# A Sheep-pen Problem

The problem is:

A farmer has 60 hurdles, with which she plans to build a sheep-pen. She
wants the area of the pen to be as large as possible. Two hurdles can be
fixed together end-to-end to form a straight line, or to be at right angles;
no other angles are possible.

Where she plans to build the pen, there's a long straight sheep-proof fence.
If the end of a hurdle is next to the fence, she can make a sheep-proof join.
She realises that she can use the fence to form one side of the pen.

What shape should she make the pen?

You may want to try to solve the problem, before you look at the two solutions
below.

Figure 1.

We denote the width of the pen by **a** and its length by **b**, as shown in Figure 1.

The area of the pen is **ab**, and we have **2a + b = 60**.
So, replacing **b** by **60 - 2a**, we find that the area is **a(60 - 2a)**,
which is **60a-2a**^{2}.

We differentiate this with respect to **a**, getting **60 - 4a**. Setting this to
**0** to find the maximum (or maybe minimum) area, we find **a=15, b=30**.

The farmer "borrows" another 60 hurdles.

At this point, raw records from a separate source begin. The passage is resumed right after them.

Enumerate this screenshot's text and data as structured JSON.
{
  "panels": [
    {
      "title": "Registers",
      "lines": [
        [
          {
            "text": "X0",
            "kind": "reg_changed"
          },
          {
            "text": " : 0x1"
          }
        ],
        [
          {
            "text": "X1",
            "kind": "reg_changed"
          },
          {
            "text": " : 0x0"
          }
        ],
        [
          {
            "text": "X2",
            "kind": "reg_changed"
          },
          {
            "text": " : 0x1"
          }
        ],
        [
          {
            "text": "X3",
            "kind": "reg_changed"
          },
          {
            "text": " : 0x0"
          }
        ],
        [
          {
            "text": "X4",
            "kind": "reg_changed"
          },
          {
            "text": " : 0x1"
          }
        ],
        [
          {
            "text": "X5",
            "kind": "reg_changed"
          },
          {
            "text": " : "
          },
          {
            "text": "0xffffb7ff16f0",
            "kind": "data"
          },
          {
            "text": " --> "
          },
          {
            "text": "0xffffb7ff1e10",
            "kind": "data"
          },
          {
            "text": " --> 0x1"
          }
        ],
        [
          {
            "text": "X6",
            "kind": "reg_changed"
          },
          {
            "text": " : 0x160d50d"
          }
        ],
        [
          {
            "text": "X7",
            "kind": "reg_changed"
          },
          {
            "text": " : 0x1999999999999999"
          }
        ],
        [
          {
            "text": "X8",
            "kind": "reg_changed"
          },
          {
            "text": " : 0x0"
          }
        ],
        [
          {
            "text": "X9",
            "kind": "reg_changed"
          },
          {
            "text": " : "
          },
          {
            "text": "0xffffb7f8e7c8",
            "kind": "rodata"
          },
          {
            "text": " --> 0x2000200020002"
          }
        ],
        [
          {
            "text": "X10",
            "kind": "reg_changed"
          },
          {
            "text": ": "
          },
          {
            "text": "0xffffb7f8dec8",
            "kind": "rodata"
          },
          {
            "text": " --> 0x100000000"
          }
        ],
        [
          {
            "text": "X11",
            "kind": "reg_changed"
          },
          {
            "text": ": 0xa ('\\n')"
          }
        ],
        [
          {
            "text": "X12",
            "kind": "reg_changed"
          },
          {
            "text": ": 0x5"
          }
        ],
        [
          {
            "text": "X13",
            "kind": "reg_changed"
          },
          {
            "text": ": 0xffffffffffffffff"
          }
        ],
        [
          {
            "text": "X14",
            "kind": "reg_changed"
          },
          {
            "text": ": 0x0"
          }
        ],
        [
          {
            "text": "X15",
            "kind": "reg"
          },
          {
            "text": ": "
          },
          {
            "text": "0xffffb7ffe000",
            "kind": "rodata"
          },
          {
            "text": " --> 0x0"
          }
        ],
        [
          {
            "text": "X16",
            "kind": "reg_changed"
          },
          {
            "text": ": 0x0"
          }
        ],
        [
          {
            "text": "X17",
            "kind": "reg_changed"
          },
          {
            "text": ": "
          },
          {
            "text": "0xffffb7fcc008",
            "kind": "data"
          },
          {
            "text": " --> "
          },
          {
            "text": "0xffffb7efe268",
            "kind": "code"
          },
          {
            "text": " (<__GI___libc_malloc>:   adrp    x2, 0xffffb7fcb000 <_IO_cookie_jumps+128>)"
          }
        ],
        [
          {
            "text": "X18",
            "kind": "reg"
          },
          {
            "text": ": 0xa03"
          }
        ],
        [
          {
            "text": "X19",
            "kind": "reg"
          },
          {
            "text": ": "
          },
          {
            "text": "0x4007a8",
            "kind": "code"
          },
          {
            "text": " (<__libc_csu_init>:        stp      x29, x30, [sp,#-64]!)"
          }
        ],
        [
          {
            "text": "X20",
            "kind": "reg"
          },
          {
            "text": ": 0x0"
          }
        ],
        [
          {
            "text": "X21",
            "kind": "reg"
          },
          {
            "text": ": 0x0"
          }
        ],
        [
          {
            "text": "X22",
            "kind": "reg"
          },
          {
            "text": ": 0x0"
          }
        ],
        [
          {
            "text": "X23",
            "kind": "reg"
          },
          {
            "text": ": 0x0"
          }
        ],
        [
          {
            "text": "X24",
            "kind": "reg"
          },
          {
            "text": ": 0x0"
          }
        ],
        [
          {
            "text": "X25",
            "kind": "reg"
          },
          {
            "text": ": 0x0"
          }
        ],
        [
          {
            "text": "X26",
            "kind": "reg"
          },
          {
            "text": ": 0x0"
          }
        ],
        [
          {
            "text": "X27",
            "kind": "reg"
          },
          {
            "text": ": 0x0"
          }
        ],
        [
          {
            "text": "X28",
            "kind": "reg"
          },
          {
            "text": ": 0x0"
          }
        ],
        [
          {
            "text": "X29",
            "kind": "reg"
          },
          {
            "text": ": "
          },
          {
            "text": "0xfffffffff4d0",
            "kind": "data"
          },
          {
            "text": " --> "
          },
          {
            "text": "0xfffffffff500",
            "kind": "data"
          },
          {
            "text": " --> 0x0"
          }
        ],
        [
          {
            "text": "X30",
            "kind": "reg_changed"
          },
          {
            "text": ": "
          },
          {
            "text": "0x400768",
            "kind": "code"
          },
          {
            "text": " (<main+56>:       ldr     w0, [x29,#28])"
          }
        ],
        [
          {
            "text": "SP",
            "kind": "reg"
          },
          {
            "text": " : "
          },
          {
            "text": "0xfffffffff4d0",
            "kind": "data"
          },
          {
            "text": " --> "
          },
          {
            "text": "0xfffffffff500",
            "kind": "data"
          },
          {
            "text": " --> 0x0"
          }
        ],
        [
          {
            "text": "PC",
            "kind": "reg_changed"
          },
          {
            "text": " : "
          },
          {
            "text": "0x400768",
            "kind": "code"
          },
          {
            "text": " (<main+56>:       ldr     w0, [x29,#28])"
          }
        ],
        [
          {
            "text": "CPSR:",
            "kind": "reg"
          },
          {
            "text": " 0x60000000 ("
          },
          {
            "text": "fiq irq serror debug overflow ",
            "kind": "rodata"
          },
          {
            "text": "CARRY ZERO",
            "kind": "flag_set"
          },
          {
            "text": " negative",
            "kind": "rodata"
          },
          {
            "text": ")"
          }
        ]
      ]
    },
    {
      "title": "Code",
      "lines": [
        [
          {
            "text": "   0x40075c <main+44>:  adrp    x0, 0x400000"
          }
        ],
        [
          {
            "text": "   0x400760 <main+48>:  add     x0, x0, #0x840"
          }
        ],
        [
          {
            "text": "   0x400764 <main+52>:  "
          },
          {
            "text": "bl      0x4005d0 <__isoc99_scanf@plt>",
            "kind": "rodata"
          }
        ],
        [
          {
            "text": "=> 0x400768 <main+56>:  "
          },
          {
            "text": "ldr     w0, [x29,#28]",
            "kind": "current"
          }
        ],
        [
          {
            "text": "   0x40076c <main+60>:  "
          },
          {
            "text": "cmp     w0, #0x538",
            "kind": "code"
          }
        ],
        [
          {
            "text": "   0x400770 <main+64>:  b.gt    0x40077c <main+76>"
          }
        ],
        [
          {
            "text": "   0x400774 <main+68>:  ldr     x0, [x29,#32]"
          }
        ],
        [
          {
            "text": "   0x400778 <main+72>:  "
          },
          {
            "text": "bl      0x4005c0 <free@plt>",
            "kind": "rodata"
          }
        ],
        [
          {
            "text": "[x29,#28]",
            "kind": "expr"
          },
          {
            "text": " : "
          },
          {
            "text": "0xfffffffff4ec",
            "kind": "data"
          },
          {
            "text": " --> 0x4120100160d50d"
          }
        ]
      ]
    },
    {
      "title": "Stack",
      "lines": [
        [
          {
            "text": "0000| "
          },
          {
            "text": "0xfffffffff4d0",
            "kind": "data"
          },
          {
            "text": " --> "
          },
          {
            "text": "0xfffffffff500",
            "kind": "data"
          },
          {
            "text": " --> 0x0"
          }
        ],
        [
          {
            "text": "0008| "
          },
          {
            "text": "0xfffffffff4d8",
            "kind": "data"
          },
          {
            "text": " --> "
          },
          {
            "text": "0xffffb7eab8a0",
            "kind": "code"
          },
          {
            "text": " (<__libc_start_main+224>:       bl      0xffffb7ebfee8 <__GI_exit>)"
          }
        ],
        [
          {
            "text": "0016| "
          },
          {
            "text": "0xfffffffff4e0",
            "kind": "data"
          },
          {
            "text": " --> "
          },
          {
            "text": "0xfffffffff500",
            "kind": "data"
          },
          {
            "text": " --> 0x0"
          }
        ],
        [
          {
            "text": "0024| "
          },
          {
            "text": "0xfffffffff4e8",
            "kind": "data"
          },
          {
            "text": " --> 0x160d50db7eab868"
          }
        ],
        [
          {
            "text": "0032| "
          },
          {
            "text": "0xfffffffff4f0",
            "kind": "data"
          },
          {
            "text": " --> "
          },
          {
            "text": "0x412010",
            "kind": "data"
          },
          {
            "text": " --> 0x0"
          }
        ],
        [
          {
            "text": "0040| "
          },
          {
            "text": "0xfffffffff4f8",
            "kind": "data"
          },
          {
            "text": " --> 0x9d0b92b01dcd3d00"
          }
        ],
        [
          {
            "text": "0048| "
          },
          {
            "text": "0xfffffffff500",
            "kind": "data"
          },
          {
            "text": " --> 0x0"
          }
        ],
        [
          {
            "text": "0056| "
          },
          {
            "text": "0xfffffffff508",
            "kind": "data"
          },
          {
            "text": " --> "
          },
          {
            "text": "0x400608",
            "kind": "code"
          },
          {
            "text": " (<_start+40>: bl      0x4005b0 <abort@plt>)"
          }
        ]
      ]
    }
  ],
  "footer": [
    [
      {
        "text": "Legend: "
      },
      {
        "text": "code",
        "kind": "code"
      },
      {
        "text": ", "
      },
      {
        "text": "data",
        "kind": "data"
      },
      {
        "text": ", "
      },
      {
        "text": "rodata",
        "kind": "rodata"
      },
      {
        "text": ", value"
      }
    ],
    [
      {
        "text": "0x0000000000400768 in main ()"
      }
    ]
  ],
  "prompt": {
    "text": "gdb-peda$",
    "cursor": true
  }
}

She will mentally build as big a pen as possible
with all 120 hurdles, situate it so that the fence runs through its centre, and then "return"
the 60 hurdles that are on the other side of the fence. She realises that the biggest pen she
can build with 120 hurdles is a square, 30 hurdles to a side. But there are many possibilities
for the orientation of the pen relative to the fence, as shown:

Figure 5.

Figure 4.

Figure 3.

Figure 2.

All of these must have a long side of 30 hurdles, with the remaining hurdles split in any way
(including 30-0 and 15-15) between the two short sides, which are necessarily at right angles to the
long side.

I prefer the symmetry method to the calculus method for several reasons.

- It is easily grasped. I can do it my head. I don't need paper.
- It is less subject to errors. Some people make mistakes when manipulating equations
and differentiating terms.
- It is convincing. Once you have seen it you know that it is right, there
is nothing that needs checking.
- It makes it clear
*why* half the hurdles must be used for the long side,
rather than just churning it out as a result.
- It generates
*all* the solutions, not just one of them.
If you're still not convinced that symmetry can be easier to use than calculus,
try this puzzle:

As above, but instead of 60 short hurdles, she has five long hurdles,
which can be fixed together end-to-end at any angle.
What shape should she make the pen?

If you've understood the symmetry-based solution to the previous problem, you
should find this one easy using symmetry. It's also possible using calculus.

This is one of several pages on using symmetry in mathematics.